• _Exercise requirements_: The number of lines below containing the word "forward" is all that should be returned.

◆ ◆ ◆ ◆ ◆

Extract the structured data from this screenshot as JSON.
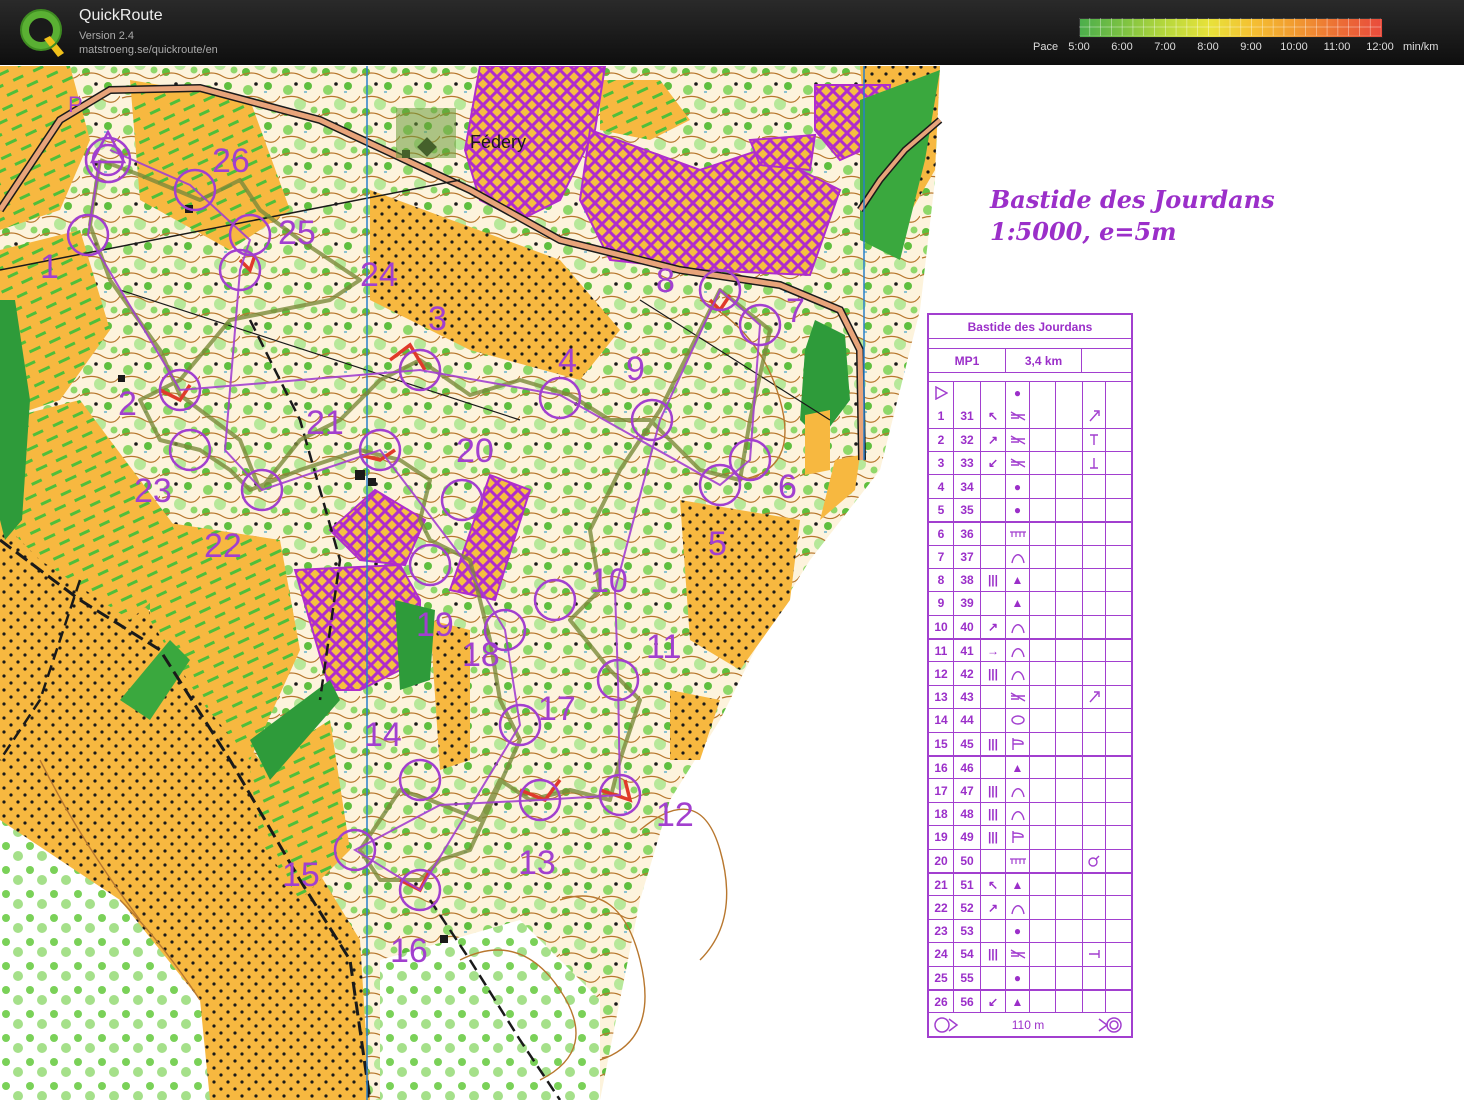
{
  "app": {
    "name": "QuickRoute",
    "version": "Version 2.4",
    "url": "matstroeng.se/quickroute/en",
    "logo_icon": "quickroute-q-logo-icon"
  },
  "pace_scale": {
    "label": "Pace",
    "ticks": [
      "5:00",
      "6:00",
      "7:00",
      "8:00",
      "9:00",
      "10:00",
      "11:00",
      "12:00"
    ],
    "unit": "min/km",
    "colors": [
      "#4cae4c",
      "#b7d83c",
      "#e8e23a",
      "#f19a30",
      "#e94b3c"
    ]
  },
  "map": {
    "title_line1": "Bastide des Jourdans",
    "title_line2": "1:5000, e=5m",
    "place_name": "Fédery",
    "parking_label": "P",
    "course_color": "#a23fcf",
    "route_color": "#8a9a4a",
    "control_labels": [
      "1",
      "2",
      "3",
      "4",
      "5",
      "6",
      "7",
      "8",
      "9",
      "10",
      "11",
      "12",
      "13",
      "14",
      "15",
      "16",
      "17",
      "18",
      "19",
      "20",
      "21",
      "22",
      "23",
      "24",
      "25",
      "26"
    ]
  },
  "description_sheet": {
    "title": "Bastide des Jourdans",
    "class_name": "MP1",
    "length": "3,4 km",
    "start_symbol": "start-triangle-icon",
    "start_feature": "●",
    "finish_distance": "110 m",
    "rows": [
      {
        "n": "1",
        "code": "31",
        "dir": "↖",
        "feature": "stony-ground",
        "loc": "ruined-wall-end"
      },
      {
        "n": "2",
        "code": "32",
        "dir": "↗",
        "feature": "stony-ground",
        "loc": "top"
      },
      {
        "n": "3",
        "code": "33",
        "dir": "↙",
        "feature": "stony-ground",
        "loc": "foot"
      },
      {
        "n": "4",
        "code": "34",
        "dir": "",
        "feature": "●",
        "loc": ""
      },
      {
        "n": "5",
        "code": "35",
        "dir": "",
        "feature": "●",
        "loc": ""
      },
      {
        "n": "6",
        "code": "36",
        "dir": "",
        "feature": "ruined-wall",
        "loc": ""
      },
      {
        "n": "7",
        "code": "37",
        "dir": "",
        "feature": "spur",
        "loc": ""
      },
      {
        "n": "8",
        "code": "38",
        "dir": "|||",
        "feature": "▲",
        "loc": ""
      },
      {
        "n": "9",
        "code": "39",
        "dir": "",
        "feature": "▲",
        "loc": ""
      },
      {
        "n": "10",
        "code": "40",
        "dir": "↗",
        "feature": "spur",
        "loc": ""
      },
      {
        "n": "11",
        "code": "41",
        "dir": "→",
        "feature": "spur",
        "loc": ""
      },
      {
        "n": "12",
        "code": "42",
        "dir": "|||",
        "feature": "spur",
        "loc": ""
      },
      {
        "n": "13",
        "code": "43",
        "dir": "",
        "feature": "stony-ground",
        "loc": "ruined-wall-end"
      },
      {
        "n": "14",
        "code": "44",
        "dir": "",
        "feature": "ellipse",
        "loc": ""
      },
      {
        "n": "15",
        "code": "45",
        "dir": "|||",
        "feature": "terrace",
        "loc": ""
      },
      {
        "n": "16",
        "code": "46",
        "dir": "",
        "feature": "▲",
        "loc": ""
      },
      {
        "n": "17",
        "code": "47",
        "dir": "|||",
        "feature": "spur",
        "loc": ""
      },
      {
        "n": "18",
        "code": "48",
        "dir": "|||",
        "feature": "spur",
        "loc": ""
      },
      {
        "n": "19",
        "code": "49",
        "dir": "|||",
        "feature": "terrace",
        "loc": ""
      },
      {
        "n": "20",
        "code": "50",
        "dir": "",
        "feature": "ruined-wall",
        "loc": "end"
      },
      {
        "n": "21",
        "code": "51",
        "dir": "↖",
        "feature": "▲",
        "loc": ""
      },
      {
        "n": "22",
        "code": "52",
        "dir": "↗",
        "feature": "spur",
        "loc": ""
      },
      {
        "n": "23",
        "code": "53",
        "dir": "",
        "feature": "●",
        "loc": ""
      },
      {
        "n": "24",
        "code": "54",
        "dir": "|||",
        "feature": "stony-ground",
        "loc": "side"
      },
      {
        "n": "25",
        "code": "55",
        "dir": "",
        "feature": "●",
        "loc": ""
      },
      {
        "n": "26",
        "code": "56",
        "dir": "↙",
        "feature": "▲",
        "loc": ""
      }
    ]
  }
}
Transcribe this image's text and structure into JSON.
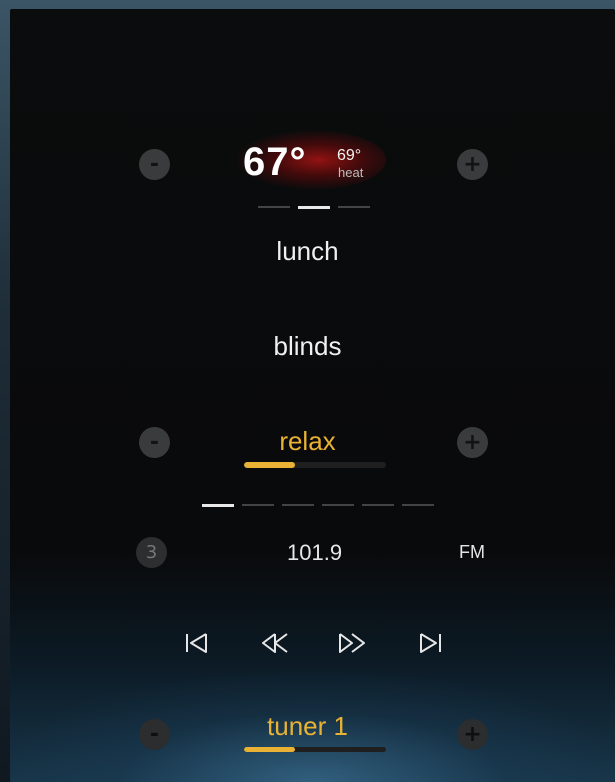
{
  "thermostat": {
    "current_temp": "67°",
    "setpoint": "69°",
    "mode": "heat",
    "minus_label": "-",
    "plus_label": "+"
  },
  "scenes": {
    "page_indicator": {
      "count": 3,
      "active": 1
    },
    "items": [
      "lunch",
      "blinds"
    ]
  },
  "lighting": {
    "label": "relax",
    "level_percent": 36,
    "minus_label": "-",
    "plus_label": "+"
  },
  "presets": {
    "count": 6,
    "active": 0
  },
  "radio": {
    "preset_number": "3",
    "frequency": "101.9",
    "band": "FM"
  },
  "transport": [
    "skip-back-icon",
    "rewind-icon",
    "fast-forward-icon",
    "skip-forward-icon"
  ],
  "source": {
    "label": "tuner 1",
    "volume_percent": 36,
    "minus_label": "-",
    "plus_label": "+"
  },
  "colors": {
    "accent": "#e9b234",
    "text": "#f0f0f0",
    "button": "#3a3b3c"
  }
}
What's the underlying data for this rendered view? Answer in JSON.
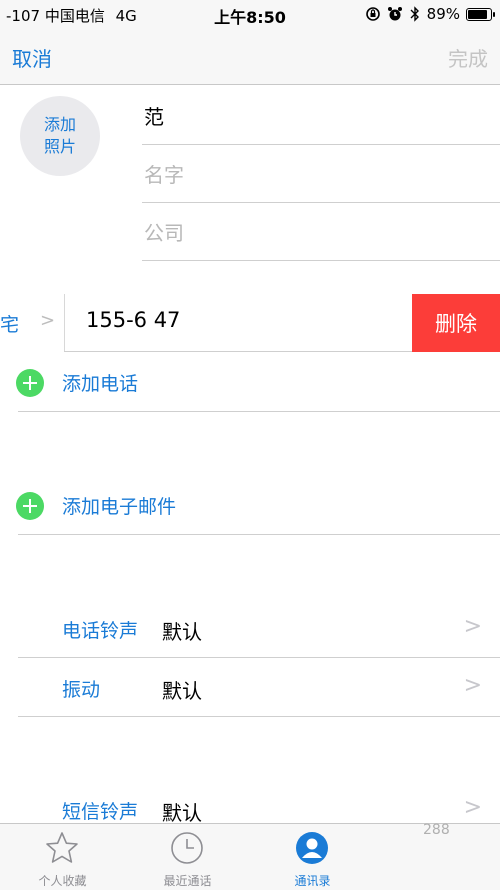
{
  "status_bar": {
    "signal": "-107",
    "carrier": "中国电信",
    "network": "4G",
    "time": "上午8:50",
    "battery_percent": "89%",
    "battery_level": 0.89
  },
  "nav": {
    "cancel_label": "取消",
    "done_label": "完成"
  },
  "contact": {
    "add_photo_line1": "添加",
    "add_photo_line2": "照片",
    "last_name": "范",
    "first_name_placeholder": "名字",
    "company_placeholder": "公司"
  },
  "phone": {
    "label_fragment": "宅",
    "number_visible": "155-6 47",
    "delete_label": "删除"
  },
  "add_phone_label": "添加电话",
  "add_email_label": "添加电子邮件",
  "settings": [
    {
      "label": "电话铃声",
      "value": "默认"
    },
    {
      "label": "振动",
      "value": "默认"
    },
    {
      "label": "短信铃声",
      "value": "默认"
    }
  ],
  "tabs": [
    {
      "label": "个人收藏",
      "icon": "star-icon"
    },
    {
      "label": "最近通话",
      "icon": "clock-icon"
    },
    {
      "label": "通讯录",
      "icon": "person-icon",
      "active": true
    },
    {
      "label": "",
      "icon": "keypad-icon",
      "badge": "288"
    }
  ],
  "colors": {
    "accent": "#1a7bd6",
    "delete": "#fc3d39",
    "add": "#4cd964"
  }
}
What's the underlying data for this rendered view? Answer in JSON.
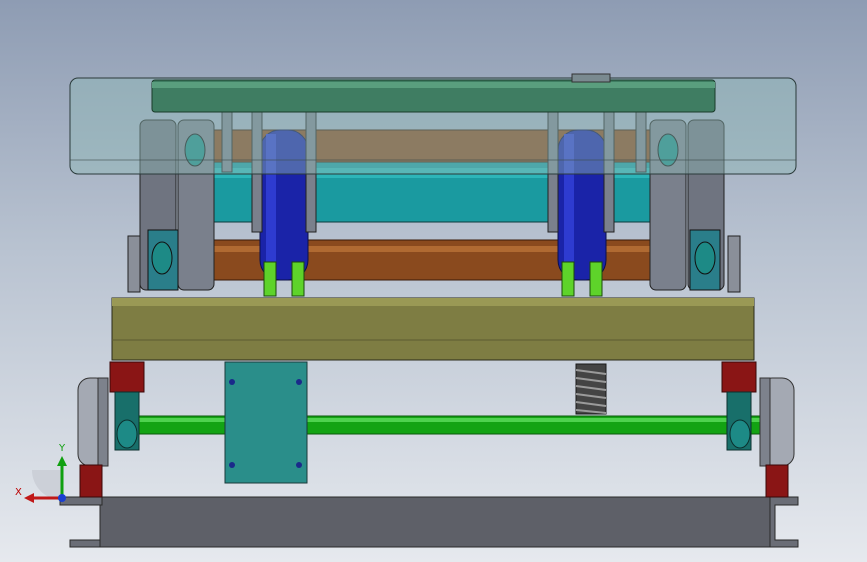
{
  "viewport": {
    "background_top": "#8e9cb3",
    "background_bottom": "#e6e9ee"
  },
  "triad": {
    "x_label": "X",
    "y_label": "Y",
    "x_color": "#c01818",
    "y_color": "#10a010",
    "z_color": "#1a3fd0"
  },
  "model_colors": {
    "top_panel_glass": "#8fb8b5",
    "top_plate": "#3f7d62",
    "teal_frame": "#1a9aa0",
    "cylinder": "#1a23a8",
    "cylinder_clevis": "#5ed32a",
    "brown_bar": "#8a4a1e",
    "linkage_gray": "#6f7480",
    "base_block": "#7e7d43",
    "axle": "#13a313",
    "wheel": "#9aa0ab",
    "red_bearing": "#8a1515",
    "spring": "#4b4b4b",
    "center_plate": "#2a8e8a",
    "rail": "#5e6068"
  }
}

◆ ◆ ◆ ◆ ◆

• _Response to the task_: 2